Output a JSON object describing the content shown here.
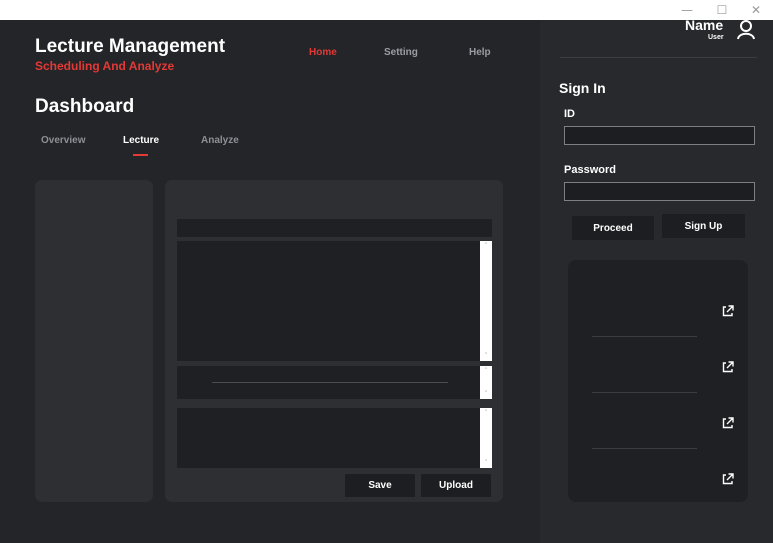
{
  "window": {
    "minimize_glyph": "—",
    "maximize_glyph": "☐",
    "close_glyph": "✕"
  },
  "header": {
    "title": "Lecture Management",
    "subtitle": "Scheduling And Analyze",
    "nav": {
      "home": "Home",
      "setting": "Setting",
      "help": "Help"
    }
  },
  "dashboard": {
    "title": "Dashboard",
    "tabs": {
      "overview": "Overview",
      "lecture": "Lecture",
      "analyze": "Analyze"
    }
  },
  "editor": {
    "save_label": "Save",
    "upload_label": "Upload",
    "scroll_up": "˄",
    "scroll_down": "˅"
  },
  "user": {
    "name": "Name",
    "role": "User"
  },
  "signin": {
    "title": "Sign In",
    "id_label": "ID",
    "password_label": "Password",
    "id_value": "",
    "password_value": "",
    "proceed_label": "Proceed",
    "signup_label": "Sign Up"
  },
  "colors": {
    "accent": "#e53935",
    "background": "#232528",
    "panel": "#2d2f33",
    "sidebar": "#28292d"
  },
  "icons": {
    "user": "user-icon",
    "external": "external-link-icon"
  }
}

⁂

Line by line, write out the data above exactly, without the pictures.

Output a JSON object describing the content shown here.
{
  "window": {
    "minimize_glyph": "—",
    "maximize_glyph": "☐",
    "close_glyph": "✕"
  },
  "header": {
    "title": "Lecture Management",
    "subtitle": "Scheduling And Analyze",
    "nav": {
      "home": "Home",
      "setting": "Setting",
      "help": "Help"
    }
  },
  "dashboard": {
    "title": "Dashboard",
    "tabs": {
      "overview": "Overview",
      "lecture": "Lecture",
      "analyze": "Analyze"
    }
  },
  "editor": {
    "save_label": "Save",
    "upload_label": "Upload",
    "scroll_up": "˄",
    "scroll_down": "˅"
  },
  "user": {
    "name": "Name",
    "role": "User"
  },
  "signin": {
    "title": "Sign In",
    "id_label": "ID",
    "password_label": "Password",
    "id_value": "",
    "password_value": "",
    "proceed_label": "Proceed",
    "signup_label": "Sign Up"
  },
  "colors": {
    "accent": "#e53935",
    "background": "#232528",
    "panel": "#2d2f33",
    "sidebar": "#28292d"
  },
  "icons": {
    "user": "user-icon",
    "external": "external-link-icon"
  }
}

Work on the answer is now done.